Residency bill for undocumented students is revived
Arizona Republic
Apr. 11, 2003 12:00 AM
Gannett News Service Sergio Bustos

WASHINGTON - Thousands of undocumented immigrants headed for college could be eligible to become legal U.S. residents under legislation a bipartisan group of lawmakers introduced Thursday.

Reps. Chris Cannon, R-Utah, and Lucille Roybal-Allard and Howard Berman, both D-Calif., teamed up for the second year in a row to sponsor the Student Adjustment Act in the House. They said a similar version would soon be introduced in the Senate. The legislation failed in Congress last year.

This year, the House lawmakers said their bill has 15 Democratic and 15 Republican co-sponsors. Republicans hold a majority in both chambers.

But Mark Krikorian, executive director of the Center for Immigration Studies, predicted the bill would fail again.

"Let's call this what it is: It's amnesty for illegal aliens," said Krikorian, whose organization opposes the measure.

Cecilia Muņoz, vice president of the National Council of La Raza, the nation's largest Hispanic civil rights group, said critics are confusing the issues. "This as an education issue, not an immigration issue," she said.

Thursday's news conference on Capitol Hill was part of a nationwide effort by immigration advocates and lawmakers to drum up support for the legislation, which potentially affects 60,000 students who do not hold green cards. News conferences, rallies and marches are planned this weekend in 30-plus states.

In Arizona, seven state lawmakers, all members of the Hispanic Caucus, held a news conference Thursday to support the federal legislation.

"The economics tell you we have 60,000 people in this country who could contribute better by existing more openly in this country," said State Rep. Ben Miranda, D-Phoenix.

Local supporters said they plan to have 3,000 people march Saturday in Phoenix in support of the bill. The march begins at 9 a.m. at Phoenix College and ends at the Capitol.

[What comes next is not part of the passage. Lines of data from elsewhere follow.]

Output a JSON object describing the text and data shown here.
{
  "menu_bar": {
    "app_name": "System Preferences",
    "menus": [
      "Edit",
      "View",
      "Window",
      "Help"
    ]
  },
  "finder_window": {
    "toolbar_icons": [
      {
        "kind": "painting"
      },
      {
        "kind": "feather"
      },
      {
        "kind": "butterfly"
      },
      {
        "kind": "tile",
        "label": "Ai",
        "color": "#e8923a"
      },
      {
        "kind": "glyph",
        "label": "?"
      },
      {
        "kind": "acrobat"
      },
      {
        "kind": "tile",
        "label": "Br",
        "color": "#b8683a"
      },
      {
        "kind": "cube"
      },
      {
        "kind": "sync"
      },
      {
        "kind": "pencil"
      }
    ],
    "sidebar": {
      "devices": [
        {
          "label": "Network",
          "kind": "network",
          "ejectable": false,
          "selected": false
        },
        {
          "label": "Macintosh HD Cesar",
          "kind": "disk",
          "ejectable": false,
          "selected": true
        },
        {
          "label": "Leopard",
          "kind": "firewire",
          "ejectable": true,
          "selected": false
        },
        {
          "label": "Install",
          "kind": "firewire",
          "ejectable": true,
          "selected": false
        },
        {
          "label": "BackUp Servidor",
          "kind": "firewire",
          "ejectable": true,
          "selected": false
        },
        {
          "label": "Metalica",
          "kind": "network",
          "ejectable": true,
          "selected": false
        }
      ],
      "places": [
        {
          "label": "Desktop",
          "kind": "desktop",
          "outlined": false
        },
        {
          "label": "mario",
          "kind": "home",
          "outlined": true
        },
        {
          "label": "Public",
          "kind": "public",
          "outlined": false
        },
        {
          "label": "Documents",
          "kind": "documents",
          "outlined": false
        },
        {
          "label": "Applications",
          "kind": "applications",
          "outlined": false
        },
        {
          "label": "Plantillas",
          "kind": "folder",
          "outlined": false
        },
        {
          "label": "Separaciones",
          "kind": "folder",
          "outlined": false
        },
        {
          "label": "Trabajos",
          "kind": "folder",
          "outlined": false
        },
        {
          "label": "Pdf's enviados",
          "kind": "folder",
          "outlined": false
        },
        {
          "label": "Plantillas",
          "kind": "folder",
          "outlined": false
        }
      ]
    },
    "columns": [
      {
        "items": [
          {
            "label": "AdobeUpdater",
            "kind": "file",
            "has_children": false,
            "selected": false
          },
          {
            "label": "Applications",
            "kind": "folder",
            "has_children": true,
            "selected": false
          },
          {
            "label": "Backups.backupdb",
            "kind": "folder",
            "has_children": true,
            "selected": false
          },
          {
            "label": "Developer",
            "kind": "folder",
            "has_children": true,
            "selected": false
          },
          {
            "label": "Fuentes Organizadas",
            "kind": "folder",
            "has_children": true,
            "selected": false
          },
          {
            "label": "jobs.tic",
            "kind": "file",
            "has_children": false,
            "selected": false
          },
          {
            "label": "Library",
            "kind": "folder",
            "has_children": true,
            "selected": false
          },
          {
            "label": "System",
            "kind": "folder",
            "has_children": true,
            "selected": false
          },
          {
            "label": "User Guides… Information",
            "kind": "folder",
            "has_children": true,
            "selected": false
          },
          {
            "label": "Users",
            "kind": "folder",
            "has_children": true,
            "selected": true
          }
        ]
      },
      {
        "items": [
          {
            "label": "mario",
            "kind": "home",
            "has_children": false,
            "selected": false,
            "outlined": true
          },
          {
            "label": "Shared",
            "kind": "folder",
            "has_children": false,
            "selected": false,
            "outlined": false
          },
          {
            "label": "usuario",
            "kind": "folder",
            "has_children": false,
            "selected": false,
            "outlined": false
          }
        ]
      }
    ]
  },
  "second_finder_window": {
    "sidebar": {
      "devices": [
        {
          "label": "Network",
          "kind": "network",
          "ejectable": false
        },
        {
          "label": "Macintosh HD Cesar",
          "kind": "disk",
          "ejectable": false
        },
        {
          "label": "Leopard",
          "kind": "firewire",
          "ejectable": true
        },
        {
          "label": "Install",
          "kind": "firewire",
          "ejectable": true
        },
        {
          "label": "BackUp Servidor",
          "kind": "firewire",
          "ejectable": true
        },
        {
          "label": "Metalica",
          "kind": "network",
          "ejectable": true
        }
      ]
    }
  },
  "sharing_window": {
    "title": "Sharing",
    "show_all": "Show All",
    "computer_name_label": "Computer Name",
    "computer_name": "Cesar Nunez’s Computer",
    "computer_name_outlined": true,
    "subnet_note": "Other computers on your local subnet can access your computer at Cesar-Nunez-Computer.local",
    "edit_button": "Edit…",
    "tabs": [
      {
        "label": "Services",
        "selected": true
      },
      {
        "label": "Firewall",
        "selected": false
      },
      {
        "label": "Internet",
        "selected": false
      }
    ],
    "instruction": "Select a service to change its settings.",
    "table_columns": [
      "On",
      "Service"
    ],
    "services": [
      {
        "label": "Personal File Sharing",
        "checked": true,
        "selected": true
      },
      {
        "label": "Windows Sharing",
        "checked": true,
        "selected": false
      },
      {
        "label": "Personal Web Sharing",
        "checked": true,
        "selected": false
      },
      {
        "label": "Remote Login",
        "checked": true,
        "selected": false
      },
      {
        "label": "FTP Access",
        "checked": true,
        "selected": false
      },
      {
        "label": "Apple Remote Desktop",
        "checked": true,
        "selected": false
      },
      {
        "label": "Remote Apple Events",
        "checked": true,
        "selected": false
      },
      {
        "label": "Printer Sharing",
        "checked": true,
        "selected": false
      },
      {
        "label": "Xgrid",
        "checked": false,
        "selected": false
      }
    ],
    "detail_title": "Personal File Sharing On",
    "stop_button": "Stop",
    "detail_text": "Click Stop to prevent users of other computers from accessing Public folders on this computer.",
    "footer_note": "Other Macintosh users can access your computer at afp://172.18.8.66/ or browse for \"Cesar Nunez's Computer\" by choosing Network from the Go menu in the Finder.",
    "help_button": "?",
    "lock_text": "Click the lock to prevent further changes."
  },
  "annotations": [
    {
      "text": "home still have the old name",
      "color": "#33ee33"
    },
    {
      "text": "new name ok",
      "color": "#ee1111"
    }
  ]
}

Under the bill, undocumented immigrants would be eligible for legal residency if: they are no older than 21 and are actively pursuing admission to college; they have a high school diploma or GED (General Educational Development) certificate; they have lived in the United States at least five years; and they have no criminal record.